Preceded by Hazel Hempel Abel (second interim for Dwight Griswold)
Succeeded by John James "Jim" Exon
In office
January 3, 1943 – December 31, 1954
Preceded by Oren S. Copeland
Succeeded by Phillip Hart Weaver

U. S. Representative for Nebraska's 4th congressional district, since disbanded
In office
January 3, 1939 – January 3, 1943
Preceded by Charles Gustav Binderup
Succeeded by Arthur L. Miller

Born March 15, 1905
Minden, Kearney County, Nebraska
Died January 24, 2000 (aged 94)
Lincoln, Nebraska
Resting place Minden Cemetery
Political party Republican
Spouse(s) (1) Lois I. Wylie-Atwater Curtis (1903-1970; married 1931-1970, her death)[1]

(2) Mildred Genier Baker Curtis (1913-2009; married 1972-2000, his death)[2]

Children Two adopted children from first marriage

Clara Mae Curtis Hopkins (1936-1967)
Carl Curtis, Jr. (1939-2018)

Alma mater Nebraska Wesleyan University
(Lincoln)

Carl Thomas Curtis, Sr. (March 15, 1905 – January 24, 2000), was a Republican United States Senator for his native Nebraska, with service from 1955 to 1979. Earlier, from 1939 to 1954, he represented two different congressional districts in the United States House of Representatives. He remains the second-longest-serving senator from Nebraska.

               Senator Carl Curtis' warning about socialism:
               "Socialism moves the country in a direction not good for anyone, whether they 
               be young or old. It charts a course from which there will be no turning back."

Curtis was born on his family's farm in Kearney County near the county seat of Minden in south central Nebraska. He attended public schools and what became Nebraska Wesleyan University in the capital city of Lincoln. He studied law on his own, passed the bar examination, and began his law practice. From 1931 to 1934, he was the county attorney for Kearney County.[3]

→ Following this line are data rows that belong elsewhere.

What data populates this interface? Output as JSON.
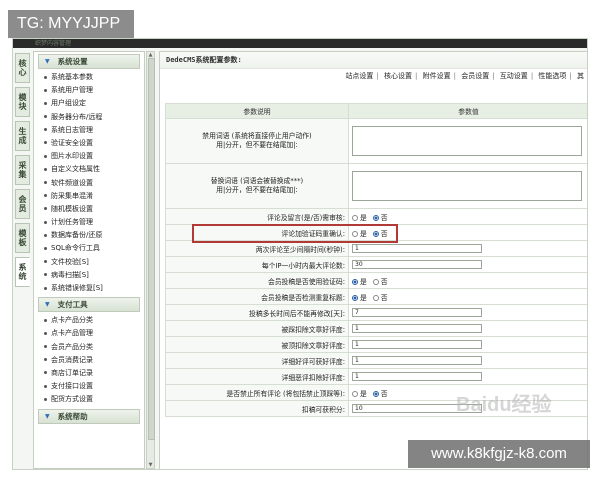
{
  "overlay": {
    "top_left": "TG: MYYJJPP",
    "bottom_right": "www.k8kfgjz-k8.com",
    "watermark": "Baidu经验"
  },
  "topbar": {
    "text": "织梦内容管理"
  },
  "vtabs": [
    "核心",
    "模块",
    "生成",
    "采集",
    "会员",
    "模板",
    "系统"
  ],
  "sidebar": {
    "section1": {
      "title": "系统设置",
      "items": [
        "系统基本参数",
        "系统用户管理",
        "用户组设定",
        "服务器分布/远程",
        "系统日志管理",
        "验证安全设置",
        "图片水印设置",
        "自定义文档属性",
        "软件频道设置",
        "防采集串混淆",
        "随机模板设置",
        "计划任务管理",
        "数据库备份/还原",
        "SQL命令行工具",
        "文件校验[S]",
        "病毒扫描[S]",
        "系统错误修复[S]"
      ]
    },
    "section2": {
      "title": "支付工具",
      "items": [
        "点卡产品分类",
        "点卡产品管理",
        "会员产品分类",
        "会员消费记录",
        "商店订单记录",
        "支付接口设置",
        "配货方式设置"
      ]
    },
    "section3": {
      "title": "系统帮助"
    }
  },
  "main": {
    "title": "DedeCMS系统配置参数:",
    "tabs": [
      "站点设置",
      "核心设置",
      "附件设置",
      "会员设置",
      "互动设置",
      "性能选项",
      "其"
    ],
    "col_label": "参数说明",
    "col_value": "参数值",
    "rows": [
      {
        "label1": "禁用词语 (系统将直接停止用户动作)",
        "label2": "用|分开，但不要在结尾加|:"
      },
      {
        "label1": "替换词语 (词语会被替换成***)",
        "label2": "用|分开，但不要在结尾加|:"
      },
      {
        "label": "评论及留言(是/否)需审核:",
        "yes": "是",
        "no": "否"
      },
      {
        "label": "评论加验证码重确认:",
        "yes": "是",
        "no": "否"
      },
      {
        "label": "两次评论至少间隔时间(秒钟):",
        "value": "1"
      },
      {
        "label": "每个IP一小时内最大评论数:",
        "value": "30"
      },
      {
        "label": "会员投稿是否使用验证码:",
        "yes": "是",
        "no": "否"
      },
      {
        "label": "会员投稿是否检测重复标题:",
        "yes": "是",
        "no": "否"
      },
      {
        "label": "投稿多长时间后不能再修改[天]:",
        "value": "7"
      },
      {
        "label": "被踩扣除文章好评度:",
        "value": "1"
      },
      {
        "label": "被顶扣除文章好评度:",
        "value": "1"
      },
      {
        "label": "详细好评可获好评度:",
        "value": "1"
      },
      {
        "label": "详细恶评扣除好评度:",
        "value": "1"
      },
      {
        "label": "是否禁止所有评论 (将包括禁止顶踩等):",
        "yes": "是",
        "no": "否"
      },
      {
        "label": "扣稿可获积分:",
        "value": "10"
      }
    ]
  }
}
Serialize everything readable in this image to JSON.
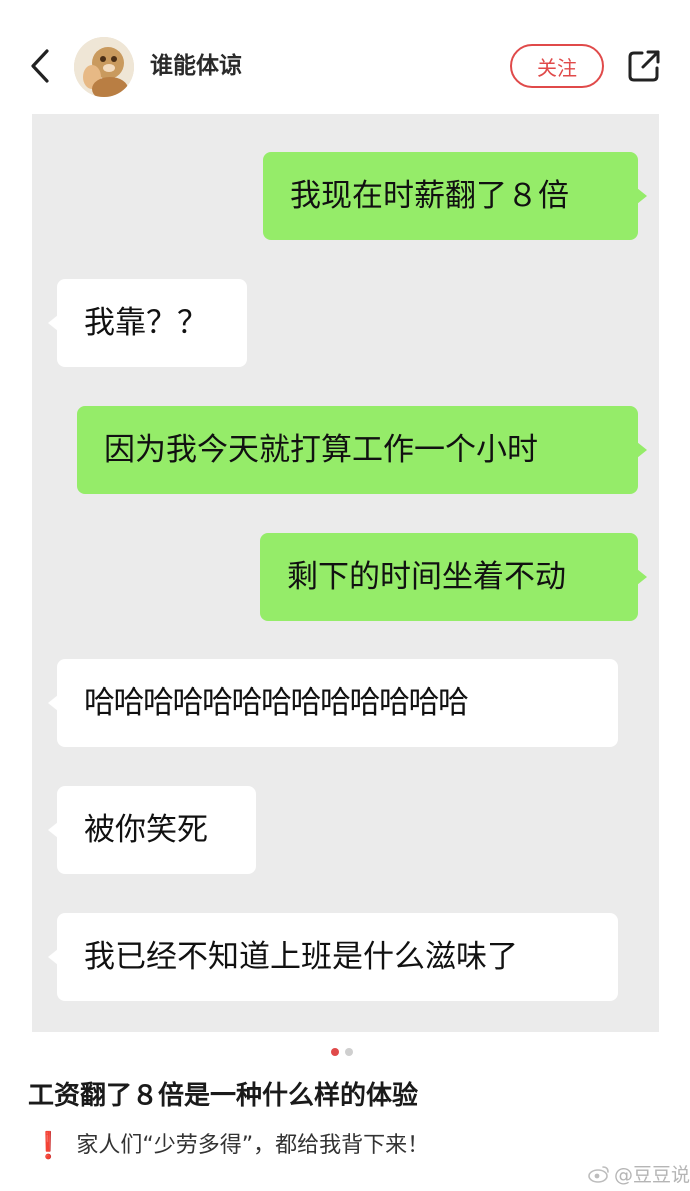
{
  "header": {
    "username": "谁能体谅",
    "follow_label": "关注"
  },
  "icons": {
    "back": "chevron-left-icon",
    "share": "share-external-icon",
    "avatar": "avatar-image",
    "weibo": "weibo-logo-icon"
  },
  "chat": {
    "messages": [
      {
        "side": "sent",
        "text": "我现在时薪翻了８倍"
      },
      {
        "side": "received",
        "text": "我靠？？"
      },
      {
        "side": "sent",
        "text": "因为我今天就打算工作一个小时"
      },
      {
        "side": "sent",
        "text": "剩下的时间坐着不动"
      },
      {
        "side": "received",
        "text": "哈哈哈哈哈哈哈哈哈哈哈哈哈"
      },
      {
        "side": "received",
        "text": "被你笑死"
      },
      {
        "side": "received",
        "text": "我已经不知道上班是什么滋味了"
      }
    ]
  },
  "pager": {
    "current": 1,
    "total": 2
  },
  "post": {
    "title": "工资翻了８倍是一种什么样的体验",
    "exclamation": "❗",
    "body": "家人们“少劳多得”，都给我背下来！"
  },
  "watermark": {
    "text": "@豆豆说"
  },
  "colors": {
    "accent": "#e04a4a",
    "sent_bubble": "#95ec69",
    "received_bubble": "#ffffff",
    "chat_background": "#ebebeb"
  }
}
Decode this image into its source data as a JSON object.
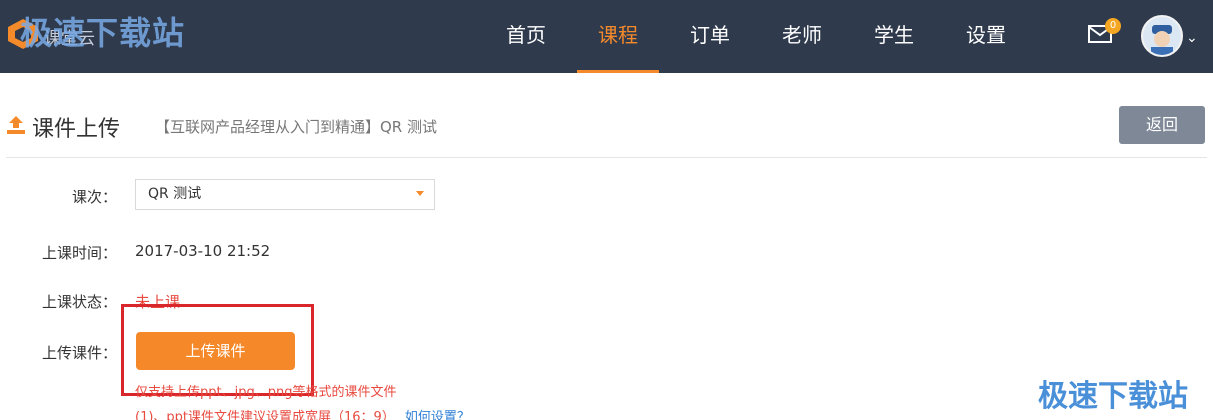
{
  "topbar": {
    "brand": "课堂云",
    "watermark": "极速下载站",
    "nav": [
      "首页",
      "课程",
      "订单",
      "老师",
      "学生",
      "设置"
    ],
    "active_nav": "课程",
    "mail_badge": "0"
  },
  "header": {
    "title": "课件上传",
    "course": "【互联网产品经理从入门到精通】QR 测试",
    "back_label": "返回"
  },
  "form": {
    "lesson_label": "课次：",
    "lesson_value": "QR 测试",
    "time_label": "上课时间：",
    "time_value": "2017-03-10 21:52",
    "status_label": "上课状态：",
    "status_value": "未上课",
    "upload_label": "上传课件：",
    "upload_button": "上传课件",
    "hint1": "仅支持上传ppt、jpg、png等格式的课件文件",
    "hint2": "(1)、ppt课件文件建议设置成宽屏（16：9）",
    "hint2_link": "如何设置？"
  },
  "watermark_bottom": "极速下载站",
  "colors": {
    "topbar": "#2f3a4d",
    "accent": "#f58a2a",
    "status_red": "#e84a3f",
    "back_button": "#7f8896"
  }
}
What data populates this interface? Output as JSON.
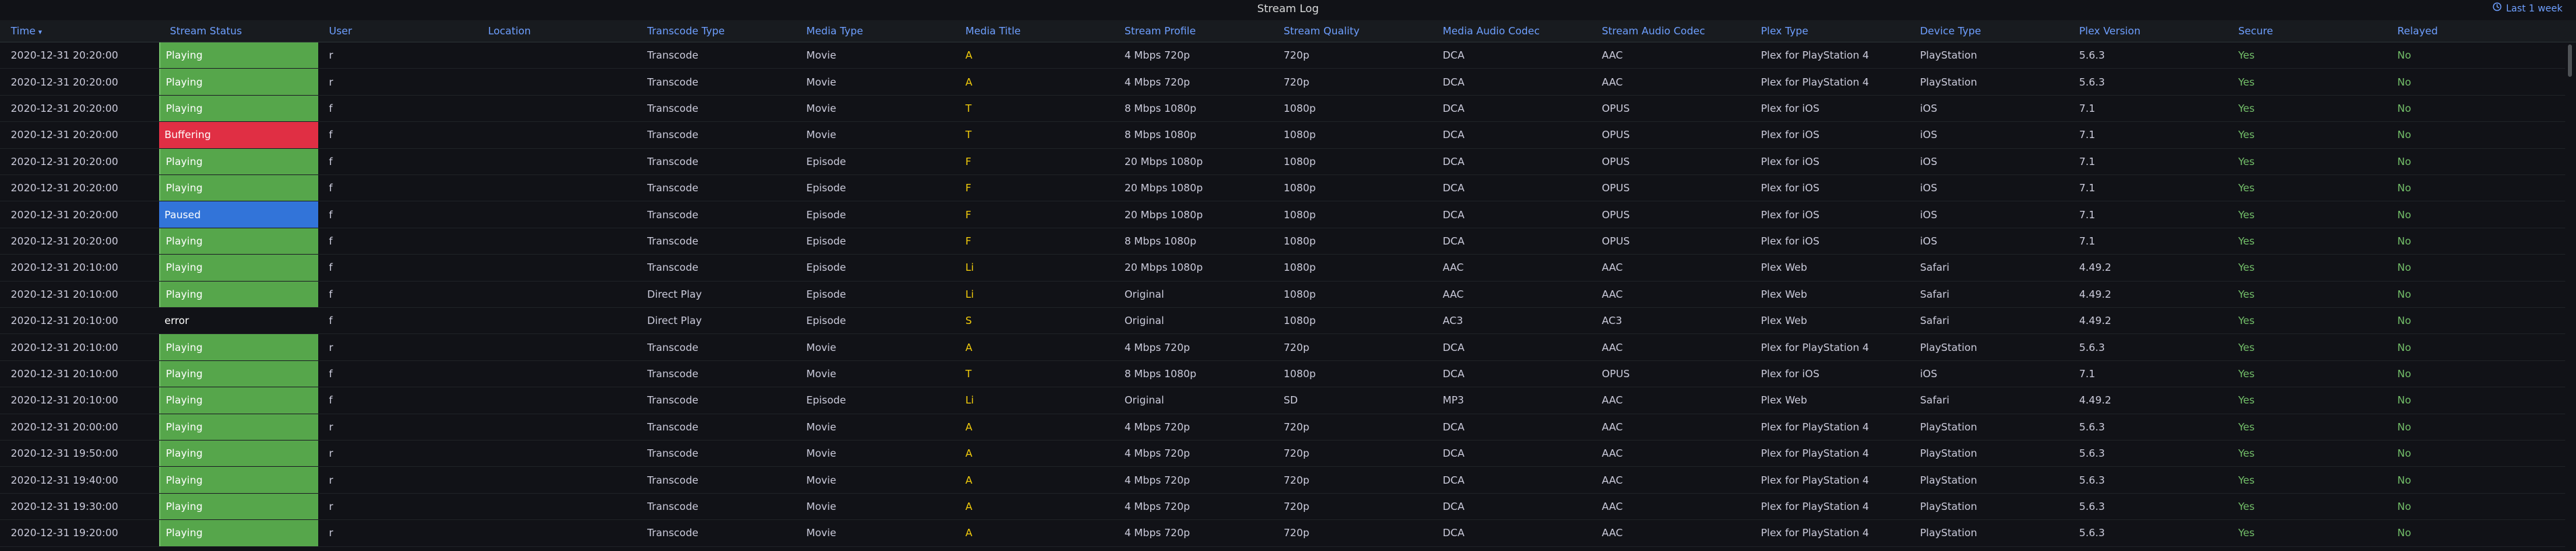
{
  "panel": {
    "title": "Stream Log",
    "time_range_label": "Last 1 week",
    "time_range_icon": "clock-icon",
    "accent": "#6e9fff"
  },
  "columns": [
    {
      "key": "time",
      "label": "Time",
      "sorted": "desc"
    },
    {
      "key": "status",
      "label": "Stream Status"
    },
    {
      "key": "user",
      "label": "User"
    },
    {
      "key": "location",
      "label": "Location"
    },
    {
      "key": "transcode",
      "label": "Transcode Type"
    },
    {
      "key": "media_type",
      "label": "Media Type"
    },
    {
      "key": "media_title",
      "label": "Media Title"
    },
    {
      "key": "profile",
      "label": "Stream Profile"
    },
    {
      "key": "quality",
      "label": "Stream Quality"
    },
    {
      "key": "media_audio",
      "label": "Media Audio Codec"
    },
    {
      "key": "stream_audio",
      "label": "Stream Audio Codec"
    },
    {
      "key": "plex_type",
      "label": "Plex Type"
    },
    {
      "key": "device",
      "label": "Device Type"
    },
    {
      "key": "version",
      "label": "Plex Version"
    },
    {
      "key": "secure",
      "label": "Secure"
    },
    {
      "key": "relayed",
      "label": "Relayed"
    }
  ],
  "status_colors": {
    "Playing": "#56a64b",
    "Buffering": "#e02f44",
    "Paused": "#3274d9",
    "error": "transparent"
  },
  "rows": [
    {
      "time": "2020-12-31 20:20:00",
      "status": "Playing",
      "user": "r",
      "location": "",
      "transcode": "Transcode",
      "media_type": "Movie",
      "media_title": "A",
      "profile": "4 Mbps 720p",
      "quality": "720p",
      "media_audio": "DCA",
      "stream_audio": "AAC",
      "plex_type": "Plex for PlayStation 4",
      "device": "PlayStation",
      "version": "5.6.3",
      "secure": "Yes",
      "relayed": "No"
    },
    {
      "time": "2020-12-31 20:20:00",
      "status": "Playing",
      "user": "r",
      "location": "",
      "transcode": "Transcode",
      "media_type": "Movie",
      "media_title": "A",
      "profile": "4 Mbps 720p",
      "quality": "720p",
      "media_audio": "DCA",
      "stream_audio": "AAC",
      "plex_type": "Plex for PlayStation 4",
      "device": "PlayStation",
      "version": "5.6.3",
      "secure": "Yes",
      "relayed": "No"
    },
    {
      "time": "2020-12-31 20:20:00",
      "status": "Playing",
      "user": "f",
      "location": "",
      "transcode": "Transcode",
      "media_type": "Movie",
      "media_title": "T",
      "profile": "8 Mbps 1080p",
      "quality": "1080p",
      "media_audio": "DCA",
      "stream_audio": "OPUS",
      "plex_type": "Plex for iOS",
      "device": "iOS",
      "version": "7.1",
      "secure": "Yes",
      "relayed": "No"
    },
    {
      "time": "2020-12-31 20:20:00",
      "status": "Buffering",
      "user": "f",
      "location": "",
      "transcode": "Transcode",
      "media_type": "Movie",
      "media_title": "T",
      "profile": "8 Mbps 1080p",
      "quality": "1080p",
      "media_audio": "DCA",
      "stream_audio": "OPUS",
      "plex_type": "Plex for iOS",
      "device": "iOS",
      "version": "7.1",
      "secure": "Yes",
      "relayed": "No"
    },
    {
      "time": "2020-12-31 20:20:00",
      "status": "Playing",
      "user": "f",
      "location": "",
      "transcode": "Transcode",
      "media_type": "Episode",
      "media_title": "F",
      "profile": "20 Mbps 1080p",
      "quality": "1080p",
      "media_audio": "DCA",
      "stream_audio": "OPUS",
      "plex_type": "Plex for iOS",
      "device": "iOS",
      "version": "7.1",
      "secure": "Yes",
      "relayed": "No"
    },
    {
      "time": "2020-12-31 20:20:00",
      "status": "Playing",
      "user": "f",
      "location": "",
      "transcode": "Transcode",
      "media_type": "Episode",
      "media_title": "F",
      "profile": "20 Mbps 1080p",
      "quality": "1080p",
      "media_audio": "DCA",
      "stream_audio": "OPUS",
      "plex_type": "Plex for iOS",
      "device": "iOS",
      "version": "7.1",
      "secure": "Yes",
      "relayed": "No"
    },
    {
      "time": "2020-12-31 20:20:00",
      "status": "Paused",
      "user": "f",
      "location": "",
      "transcode": "Transcode",
      "media_type": "Episode",
      "media_title": "F",
      "profile": "20 Mbps 1080p",
      "quality": "1080p",
      "media_audio": "DCA",
      "stream_audio": "OPUS",
      "plex_type": "Plex for iOS",
      "device": "iOS",
      "version": "7.1",
      "secure": "Yes",
      "relayed": "No"
    },
    {
      "time": "2020-12-31 20:20:00",
      "status": "Playing",
      "user": "f",
      "location": "",
      "transcode": "Transcode",
      "media_type": "Episode",
      "media_title": "F",
      "profile": "8 Mbps 1080p",
      "quality": "1080p",
      "media_audio": "DCA",
      "stream_audio": "OPUS",
      "plex_type": "Plex for iOS",
      "device": "iOS",
      "version": "7.1",
      "secure": "Yes",
      "relayed": "No"
    },
    {
      "time": "2020-12-31 20:10:00",
      "status": "Playing",
      "user": "f",
      "location": "",
      "transcode": "Transcode",
      "media_type": "Episode",
      "media_title": "Li",
      "profile": "20 Mbps 1080p",
      "quality": "1080p",
      "media_audio": "AAC",
      "stream_audio": "AAC",
      "plex_type": "Plex Web",
      "device": "Safari",
      "version": "4.49.2",
      "secure": "Yes",
      "relayed": "No"
    },
    {
      "time": "2020-12-31 20:10:00",
      "status": "Playing",
      "user": "f",
      "location": "",
      "transcode": "Direct Play",
      "media_type": "Episode",
      "media_title": "Li",
      "profile": "Original",
      "quality": "1080p",
      "media_audio": "AAC",
      "stream_audio": "AAC",
      "plex_type": "Plex Web",
      "device": "Safari",
      "version": "4.49.2",
      "secure": "Yes",
      "relayed": "No"
    },
    {
      "time": "2020-12-31 20:10:00",
      "status": "error",
      "user": "f",
      "location": "",
      "transcode": "Direct Play",
      "media_type": "Episode",
      "media_title": "S",
      "profile": "Original",
      "quality": "1080p",
      "media_audio": "AC3",
      "stream_audio": "AC3",
      "plex_type": "Plex Web",
      "device": "Safari",
      "version": "4.49.2",
      "secure": "Yes",
      "relayed": "No"
    },
    {
      "time": "2020-12-31 20:10:00",
      "status": "Playing",
      "user": "r",
      "location": "",
      "transcode": "Transcode",
      "media_type": "Movie",
      "media_title": "A",
      "profile": "4 Mbps 720p",
      "quality": "720p",
      "media_audio": "DCA",
      "stream_audio": "AAC",
      "plex_type": "Plex for PlayStation 4",
      "device": "PlayStation",
      "version": "5.6.3",
      "secure": "Yes",
      "relayed": "No"
    },
    {
      "time": "2020-12-31 20:10:00",
      "status": "Playing",
      "user": "f",
      "location": "",
      "transcode": "Transcode",
      "media_type": "Movie",
      "media_title": "T",
      "profile": "8 Mbps 1080p",
      "quality": "1080p",
      "media_audio": "DCA",
      "stream_audio": "OPUS",
      "plex_type": "Plex for iOS",
      "device": "iOS",
      "version": "7.1",
      "secure": "Yes",
      "relayed": "No"
    },
    {
      "time": "2020-12-31 20:10:00",
      "status": "Playing",
      "user": "f",
      "location": "",
      "transcode": "Transcode",
      "media_type": "Episode",
      "media_title": "Li",
      "profile": "Original",
      "quality": "SD",
      "media_audio": "MP3",
      "stream_audio": "AAC",
      "plex_type": "Plex Web",
      "device": "Safari",
      "version": "4.49.2",
      "secure": "Yes",
      "relayed": "No"
    },
    {
      "time": "2020-12-31 20:00:00",
      "status": "Playing",
      "user": "r",
      "location": "",
      "transcode": "Transcode",
      "media_type": "Movie",
      "media_title": "A",
      "profile": "4 Mbps 720p",
      "quality": "720p",
      "media_audio": "DCA",
      "stream_audio": "AAC",
      "plex_type": "Plex for PlayStation 4",
      "device": "PlayStation",
      "version": "5.6.3",
      "secure": "Yes",
      "relayed": "No"
    },
    {
      "time": "2020-12-31 19:50:00",
      "status": "Playing",
      "user": "r",
      "location": "",
      "transcode": "Transcode",
      "media_type": "Movie",
      "media_title": "A",
      "profile": "4 Mbps 720p",
      "quality": "720p",
      "media_audio": "DCA",
      "stream_audio": "AAC",
      "plex_type": "Plex for PlayStation 4",
      "device": "PlayStation",
      "version": "5.6.3",
      "secure": "Yes",
      "relayed": "No"
    },
    {
      "time": "2020-12-31 19:40:00",
      "status": "Playing",
      "user": "r",
      "location": "",
      "transcode": "Transcode",
      "media_type": "Movie",
      "media_title": "A",
      "profile": "4 Mbps 720p",
      "quality": "720p",
      "media_audio": "DCA",
      "stream_audio": "AAC",
      "plex_type": "Plex for PlayStation 4",
      "device": "PlayStation",
      "version": "5.6.3",
      "secure": "Yes",
      "relayed": "No"
    },
    {
      "time": "2020-12-31 19:30:00",
      "status": "Playing",
      "user": "r",
      "location": "",
      "transcode": "Transcode",
      "media_type": "Movie",
      "media_title": "A",
      "profile": "4 Mbps 720p",
      "quality": "720p",
      "media_audio": "DCA",
      "stream_audio": "AAC",
      "plex_type": "Plex for PlayStation 4",
      "device": "PlayStation",
      "version": "5.6.3",
      "secure": "Yes",
      "relayed": "No"
    },
    {
      "time": "2020-12-31 19:20:00",
      "status": "Playing",
      "user": "r",
      "location": "",
      "transcode": "Transcode",
      "media_type": "Movie",
      "media_title": "A",
      "profile": "4 Mbps 720p",
      "quality": "720p",
      "media_audio": "DCA",
      "stream_audio": "AAC",
      "plex_type": "Plex for PlayStation 4",
      "device": "PlayStation",
      "version": "5.6.3",
      "secure": "Yes",
      "relayed": "No"
    }
  ]
}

When elected to the U.S. House in 1938, he was an ardent opponent of President Franklin D. Roosevelt's New Deal programs. In 1954, he was elected to the Senate in a nationally Democratic year. Because the interim incumbent Senator, Hazel Hempel Abel (1888-1966), resigned, Curtis got a two-day jump on seniority. He was reelected to the Senate in 1960, 1966, and 1972. As with the New Deal, Curtis, a strongly fiscal conservative opposed most of President Lyndon B. Johnson's Great Society programs but was steadfast in support of the landmark Civil Rights Act of 1964.

After he retired from the Senate, Curtis wrote an autobiographical account, Forty Year against the Tide, which details his opposition to expanded government.

References

  1. Lois I. Atwater Curtis (1903-1970) - Find A Grave Memorial, accessed July 5, 2021}}
  2. Mildred Curtis Obituary (2009) - Lincoln, NE - Lincoln Journal Star (legacy.com), accessed July 5, 2021.
  3. CURTIS, Carl Thomas, (1905–2000). Biographical Directory of the United States Congress. Retrieved on July 5, 2021.